As Saturday night wore on I noticed Jeff, still suffering from
the night before, was taking things noticeably easier while the Viking
has gone for a ride on his amazing machine. He didn’t show up
until gone 11pm and by that time we’d crashed.
As Sunday morning broke it was evident that more groups of local
bikers were still arriving to view the variety of diesel machines
thereabouts. Just before lunch, as most people were beginning to pack
up, a stir was caused when two late arrivals showed up on what turned
out to be MZ’s complete with variomatic gearboxes.
the Rally wound down some I got the feeling that the events organiser,
Reinhardt, was a little disappointed by the turnout. Enquires before
hand had, I think, lead him to believe that more bikes would show
than ultimately turned up.
But he seemed somewhat lifted when I mentioned the bike
count was almost twenty up on the previous year, I having counted
44 oil burning machines. There were also rumours that two top men
from Hatz were to make an appearance but they never showed.
But, all in all, I felt things were markedly better at this,
the 3rd Annual Rally here in Germany. There were more bikes, just
as much beer as we could drink and even the weather was better, the

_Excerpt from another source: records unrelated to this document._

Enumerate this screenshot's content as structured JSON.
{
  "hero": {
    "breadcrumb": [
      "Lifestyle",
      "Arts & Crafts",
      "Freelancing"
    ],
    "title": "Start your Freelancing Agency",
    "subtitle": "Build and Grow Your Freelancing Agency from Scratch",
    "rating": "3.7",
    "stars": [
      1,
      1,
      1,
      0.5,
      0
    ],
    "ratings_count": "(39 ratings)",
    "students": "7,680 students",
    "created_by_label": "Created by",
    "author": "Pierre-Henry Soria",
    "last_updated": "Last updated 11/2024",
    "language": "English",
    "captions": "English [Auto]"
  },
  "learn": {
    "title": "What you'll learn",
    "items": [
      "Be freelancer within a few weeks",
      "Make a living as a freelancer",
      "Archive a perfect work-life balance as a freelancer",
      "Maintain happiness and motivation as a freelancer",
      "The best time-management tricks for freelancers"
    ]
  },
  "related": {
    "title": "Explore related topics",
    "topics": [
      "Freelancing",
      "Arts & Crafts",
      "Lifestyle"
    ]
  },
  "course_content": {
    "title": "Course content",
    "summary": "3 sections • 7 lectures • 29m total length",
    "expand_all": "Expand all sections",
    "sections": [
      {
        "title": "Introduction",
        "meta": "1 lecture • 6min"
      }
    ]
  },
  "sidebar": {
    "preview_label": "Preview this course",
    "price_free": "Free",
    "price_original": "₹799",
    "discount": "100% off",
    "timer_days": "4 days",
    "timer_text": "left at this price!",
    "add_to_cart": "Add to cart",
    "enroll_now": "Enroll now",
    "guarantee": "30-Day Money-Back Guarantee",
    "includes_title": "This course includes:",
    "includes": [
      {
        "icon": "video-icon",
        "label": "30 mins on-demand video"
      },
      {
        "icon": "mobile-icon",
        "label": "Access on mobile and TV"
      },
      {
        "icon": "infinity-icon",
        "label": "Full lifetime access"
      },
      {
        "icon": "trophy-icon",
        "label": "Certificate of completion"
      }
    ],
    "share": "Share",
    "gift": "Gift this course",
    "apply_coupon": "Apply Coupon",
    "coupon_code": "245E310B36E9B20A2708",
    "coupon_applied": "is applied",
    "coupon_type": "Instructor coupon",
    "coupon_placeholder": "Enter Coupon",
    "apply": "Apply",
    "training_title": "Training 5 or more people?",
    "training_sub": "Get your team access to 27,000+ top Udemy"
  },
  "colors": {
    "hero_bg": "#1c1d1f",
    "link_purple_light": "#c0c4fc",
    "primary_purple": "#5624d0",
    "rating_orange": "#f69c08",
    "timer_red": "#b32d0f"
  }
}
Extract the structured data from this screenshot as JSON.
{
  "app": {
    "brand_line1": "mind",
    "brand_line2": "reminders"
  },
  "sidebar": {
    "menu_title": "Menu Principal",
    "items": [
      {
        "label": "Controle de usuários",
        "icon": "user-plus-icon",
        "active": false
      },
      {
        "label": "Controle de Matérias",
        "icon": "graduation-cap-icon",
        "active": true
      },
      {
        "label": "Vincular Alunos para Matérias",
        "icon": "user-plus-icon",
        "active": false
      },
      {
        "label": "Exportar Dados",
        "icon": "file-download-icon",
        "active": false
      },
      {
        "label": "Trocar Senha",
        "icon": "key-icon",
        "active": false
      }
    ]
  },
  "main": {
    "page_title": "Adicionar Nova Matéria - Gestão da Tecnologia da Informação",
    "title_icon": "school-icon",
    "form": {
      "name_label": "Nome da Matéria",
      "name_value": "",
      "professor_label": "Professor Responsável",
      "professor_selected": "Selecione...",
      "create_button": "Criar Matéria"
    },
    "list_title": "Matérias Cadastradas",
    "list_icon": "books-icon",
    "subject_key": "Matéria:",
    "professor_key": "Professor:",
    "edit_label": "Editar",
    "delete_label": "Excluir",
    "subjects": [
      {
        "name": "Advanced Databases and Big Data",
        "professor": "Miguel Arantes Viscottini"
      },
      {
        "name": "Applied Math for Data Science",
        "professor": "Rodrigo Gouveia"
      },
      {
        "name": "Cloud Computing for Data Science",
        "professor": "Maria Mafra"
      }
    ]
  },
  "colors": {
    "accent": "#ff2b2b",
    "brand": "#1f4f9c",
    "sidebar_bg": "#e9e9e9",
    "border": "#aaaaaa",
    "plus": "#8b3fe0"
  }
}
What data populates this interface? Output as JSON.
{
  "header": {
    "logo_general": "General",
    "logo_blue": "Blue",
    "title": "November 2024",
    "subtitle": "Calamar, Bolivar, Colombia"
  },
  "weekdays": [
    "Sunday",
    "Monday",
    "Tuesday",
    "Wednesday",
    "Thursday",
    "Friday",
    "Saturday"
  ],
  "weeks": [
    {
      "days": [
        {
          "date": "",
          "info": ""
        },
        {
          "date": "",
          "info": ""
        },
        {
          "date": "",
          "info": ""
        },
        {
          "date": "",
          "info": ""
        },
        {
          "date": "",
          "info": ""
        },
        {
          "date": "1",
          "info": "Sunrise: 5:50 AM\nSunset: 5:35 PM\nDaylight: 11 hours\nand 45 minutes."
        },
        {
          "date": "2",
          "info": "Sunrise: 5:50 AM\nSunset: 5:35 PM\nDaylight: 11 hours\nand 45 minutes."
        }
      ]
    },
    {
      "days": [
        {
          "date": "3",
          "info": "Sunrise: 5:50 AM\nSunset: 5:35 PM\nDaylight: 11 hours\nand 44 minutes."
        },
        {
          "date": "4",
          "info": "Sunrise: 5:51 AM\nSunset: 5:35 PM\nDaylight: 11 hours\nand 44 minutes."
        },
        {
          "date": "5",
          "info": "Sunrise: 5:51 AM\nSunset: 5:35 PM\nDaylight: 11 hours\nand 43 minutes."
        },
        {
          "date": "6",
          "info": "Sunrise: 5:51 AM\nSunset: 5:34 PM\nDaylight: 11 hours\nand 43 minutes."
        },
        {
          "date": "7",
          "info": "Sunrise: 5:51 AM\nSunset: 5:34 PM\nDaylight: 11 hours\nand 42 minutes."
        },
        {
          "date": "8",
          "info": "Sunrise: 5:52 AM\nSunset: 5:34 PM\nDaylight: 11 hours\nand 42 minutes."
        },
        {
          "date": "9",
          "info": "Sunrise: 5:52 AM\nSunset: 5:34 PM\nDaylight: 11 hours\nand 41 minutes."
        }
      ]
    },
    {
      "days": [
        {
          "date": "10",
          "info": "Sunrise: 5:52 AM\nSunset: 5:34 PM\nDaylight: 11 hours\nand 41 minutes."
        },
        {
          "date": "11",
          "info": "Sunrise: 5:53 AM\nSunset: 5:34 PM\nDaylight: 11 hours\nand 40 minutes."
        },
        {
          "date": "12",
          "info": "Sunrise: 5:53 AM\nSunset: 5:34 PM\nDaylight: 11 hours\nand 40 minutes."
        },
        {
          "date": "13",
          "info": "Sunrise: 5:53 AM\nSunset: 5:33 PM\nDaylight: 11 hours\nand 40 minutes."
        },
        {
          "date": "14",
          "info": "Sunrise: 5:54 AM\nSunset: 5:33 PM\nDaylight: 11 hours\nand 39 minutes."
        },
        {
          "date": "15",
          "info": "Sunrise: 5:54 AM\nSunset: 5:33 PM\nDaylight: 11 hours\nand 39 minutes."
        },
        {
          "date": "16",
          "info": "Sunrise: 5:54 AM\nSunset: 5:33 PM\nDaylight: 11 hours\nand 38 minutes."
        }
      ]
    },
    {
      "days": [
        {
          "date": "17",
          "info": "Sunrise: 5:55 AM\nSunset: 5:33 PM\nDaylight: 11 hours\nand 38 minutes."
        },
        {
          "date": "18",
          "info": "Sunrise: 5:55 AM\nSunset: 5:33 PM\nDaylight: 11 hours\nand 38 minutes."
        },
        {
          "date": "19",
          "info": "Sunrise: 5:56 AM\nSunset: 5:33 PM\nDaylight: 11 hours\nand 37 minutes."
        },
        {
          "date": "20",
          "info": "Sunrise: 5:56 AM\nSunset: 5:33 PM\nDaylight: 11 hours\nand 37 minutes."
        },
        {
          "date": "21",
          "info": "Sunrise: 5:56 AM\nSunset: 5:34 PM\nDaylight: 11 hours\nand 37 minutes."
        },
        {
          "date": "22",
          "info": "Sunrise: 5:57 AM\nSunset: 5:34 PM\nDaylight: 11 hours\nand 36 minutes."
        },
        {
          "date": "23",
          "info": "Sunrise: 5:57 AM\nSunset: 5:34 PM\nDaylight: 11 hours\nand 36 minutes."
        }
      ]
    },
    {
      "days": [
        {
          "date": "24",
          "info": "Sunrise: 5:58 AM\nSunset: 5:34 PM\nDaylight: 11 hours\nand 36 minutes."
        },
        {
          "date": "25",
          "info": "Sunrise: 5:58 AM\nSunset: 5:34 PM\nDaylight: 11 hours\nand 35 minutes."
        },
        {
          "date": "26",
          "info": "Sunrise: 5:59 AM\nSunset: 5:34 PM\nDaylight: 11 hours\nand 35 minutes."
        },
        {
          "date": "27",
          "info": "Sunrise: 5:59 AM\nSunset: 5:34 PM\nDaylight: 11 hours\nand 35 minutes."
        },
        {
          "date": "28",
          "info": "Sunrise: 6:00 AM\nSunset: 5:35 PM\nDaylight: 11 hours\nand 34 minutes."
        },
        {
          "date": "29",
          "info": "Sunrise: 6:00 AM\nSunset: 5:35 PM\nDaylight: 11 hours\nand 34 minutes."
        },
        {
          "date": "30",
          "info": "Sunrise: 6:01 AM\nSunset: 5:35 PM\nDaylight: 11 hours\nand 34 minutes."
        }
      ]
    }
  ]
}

sun shining through the whole time. Most importantly, ideas were exchanged,
recent friendships were renewed and made just that little bit stronger
over a glass or two of Germany’s finest.
road home from Hamm. Just another service stop and a chance to brew
up a cuppa.
of the many camp sites we visited on our tour.
For me and my brother the run home was largely uneventful
as we slowly camped our way through Belgium and the Somme paying our
respects at roadside cemeteries. Camping at Namur sticks in my memory
if only for one incident concerning the Honda. We'd pitched our tents
on some soft reclaimed land and when I turned to Jeff I saw the Honda
with its sidestand slowly sinking in the mud. We didn't reach it in
time and had to haul it up from it's horizontal position. No harm
done though as I had stretched rubber shower caps over the recently
painted side panels.
campsite at Namur.
We parted company at Dieppe as I stayed on to ride down to Normandy
for another week and he headed home to work. When I did finally make
it back to the port of departure I made sure I had a bag full of Frence
fromage and a tank full of their best and cheapest Gazoil!
home. Two rather dirty bikes that certainly look like they've been
halfway across Europe.
ADDITIONAL RALLY SHOTS
of the Dam Towers
to the German Rally index
to Rally index